● DESCRIPTION OF THE TASK
Reply only with how many lines of the listing below hold the word "accumsan".

---

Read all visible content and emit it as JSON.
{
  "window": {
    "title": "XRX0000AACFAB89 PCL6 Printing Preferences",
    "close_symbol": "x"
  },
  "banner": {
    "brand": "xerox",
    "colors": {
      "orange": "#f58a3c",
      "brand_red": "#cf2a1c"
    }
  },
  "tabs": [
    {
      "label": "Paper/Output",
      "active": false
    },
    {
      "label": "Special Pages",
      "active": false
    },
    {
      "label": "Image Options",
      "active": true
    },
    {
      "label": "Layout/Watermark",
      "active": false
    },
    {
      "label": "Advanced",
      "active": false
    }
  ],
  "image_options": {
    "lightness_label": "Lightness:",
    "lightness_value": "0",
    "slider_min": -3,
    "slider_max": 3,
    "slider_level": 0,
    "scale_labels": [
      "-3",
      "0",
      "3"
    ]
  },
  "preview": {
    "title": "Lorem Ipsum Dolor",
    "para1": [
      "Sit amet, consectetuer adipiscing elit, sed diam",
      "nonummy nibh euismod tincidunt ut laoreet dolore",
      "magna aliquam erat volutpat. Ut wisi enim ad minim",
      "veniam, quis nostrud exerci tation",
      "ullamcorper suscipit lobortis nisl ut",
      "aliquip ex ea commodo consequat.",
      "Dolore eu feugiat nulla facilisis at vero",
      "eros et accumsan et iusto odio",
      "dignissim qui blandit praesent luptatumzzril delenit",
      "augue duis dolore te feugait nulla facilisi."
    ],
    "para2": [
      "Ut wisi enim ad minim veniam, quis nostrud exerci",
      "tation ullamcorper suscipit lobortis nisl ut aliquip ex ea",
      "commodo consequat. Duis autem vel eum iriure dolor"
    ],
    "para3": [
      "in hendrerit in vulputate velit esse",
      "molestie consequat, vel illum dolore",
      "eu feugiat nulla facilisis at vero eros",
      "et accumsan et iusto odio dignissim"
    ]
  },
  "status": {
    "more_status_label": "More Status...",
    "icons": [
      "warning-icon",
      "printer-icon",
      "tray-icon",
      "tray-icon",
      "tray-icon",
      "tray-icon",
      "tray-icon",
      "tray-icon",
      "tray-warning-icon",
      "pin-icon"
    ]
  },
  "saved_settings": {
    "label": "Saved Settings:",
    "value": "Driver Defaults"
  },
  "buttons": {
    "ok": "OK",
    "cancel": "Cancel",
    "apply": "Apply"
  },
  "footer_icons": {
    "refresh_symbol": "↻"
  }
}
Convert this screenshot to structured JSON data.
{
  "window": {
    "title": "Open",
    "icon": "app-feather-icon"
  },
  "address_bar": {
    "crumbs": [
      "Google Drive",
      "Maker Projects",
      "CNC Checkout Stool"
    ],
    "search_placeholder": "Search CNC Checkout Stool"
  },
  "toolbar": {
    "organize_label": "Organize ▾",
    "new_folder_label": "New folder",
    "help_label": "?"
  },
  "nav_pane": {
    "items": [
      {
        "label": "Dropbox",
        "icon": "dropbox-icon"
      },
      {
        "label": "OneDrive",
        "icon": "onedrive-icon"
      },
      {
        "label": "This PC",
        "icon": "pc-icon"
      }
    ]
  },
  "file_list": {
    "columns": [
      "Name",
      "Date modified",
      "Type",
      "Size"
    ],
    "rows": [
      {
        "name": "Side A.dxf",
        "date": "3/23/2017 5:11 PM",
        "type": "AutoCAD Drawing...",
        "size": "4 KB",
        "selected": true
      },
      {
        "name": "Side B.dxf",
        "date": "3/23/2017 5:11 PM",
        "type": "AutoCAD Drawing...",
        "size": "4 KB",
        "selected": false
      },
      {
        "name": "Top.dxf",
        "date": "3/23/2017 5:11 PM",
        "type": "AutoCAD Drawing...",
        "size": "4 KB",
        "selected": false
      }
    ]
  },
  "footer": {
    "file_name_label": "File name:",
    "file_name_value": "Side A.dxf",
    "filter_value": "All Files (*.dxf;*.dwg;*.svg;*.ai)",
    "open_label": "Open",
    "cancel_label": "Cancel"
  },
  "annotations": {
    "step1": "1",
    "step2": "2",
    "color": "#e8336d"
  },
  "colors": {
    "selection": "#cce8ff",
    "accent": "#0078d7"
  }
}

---

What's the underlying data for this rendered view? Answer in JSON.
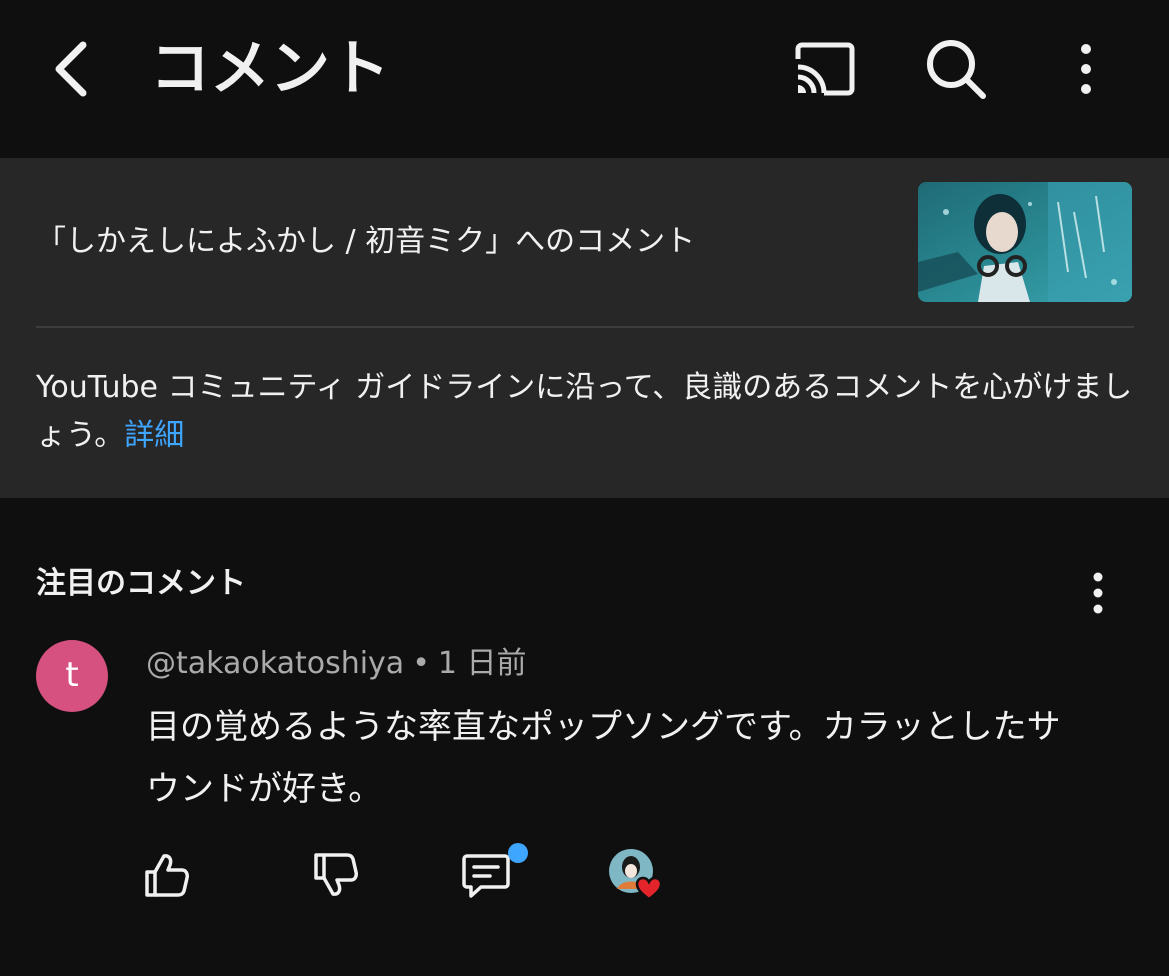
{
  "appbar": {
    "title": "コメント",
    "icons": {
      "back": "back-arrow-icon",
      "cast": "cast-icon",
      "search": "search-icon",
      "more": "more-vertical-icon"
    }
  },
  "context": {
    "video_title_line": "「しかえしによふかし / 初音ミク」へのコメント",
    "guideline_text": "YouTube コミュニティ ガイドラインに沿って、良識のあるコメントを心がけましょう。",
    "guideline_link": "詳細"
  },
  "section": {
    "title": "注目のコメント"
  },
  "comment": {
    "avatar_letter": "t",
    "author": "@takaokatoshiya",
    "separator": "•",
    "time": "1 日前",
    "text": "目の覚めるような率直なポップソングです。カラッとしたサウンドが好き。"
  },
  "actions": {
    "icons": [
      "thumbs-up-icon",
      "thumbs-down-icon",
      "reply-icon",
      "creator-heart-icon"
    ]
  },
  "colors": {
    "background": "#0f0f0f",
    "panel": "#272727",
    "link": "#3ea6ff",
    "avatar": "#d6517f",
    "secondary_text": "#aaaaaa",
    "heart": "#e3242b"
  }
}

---

● ANSWER TO THIS PROBLEM
2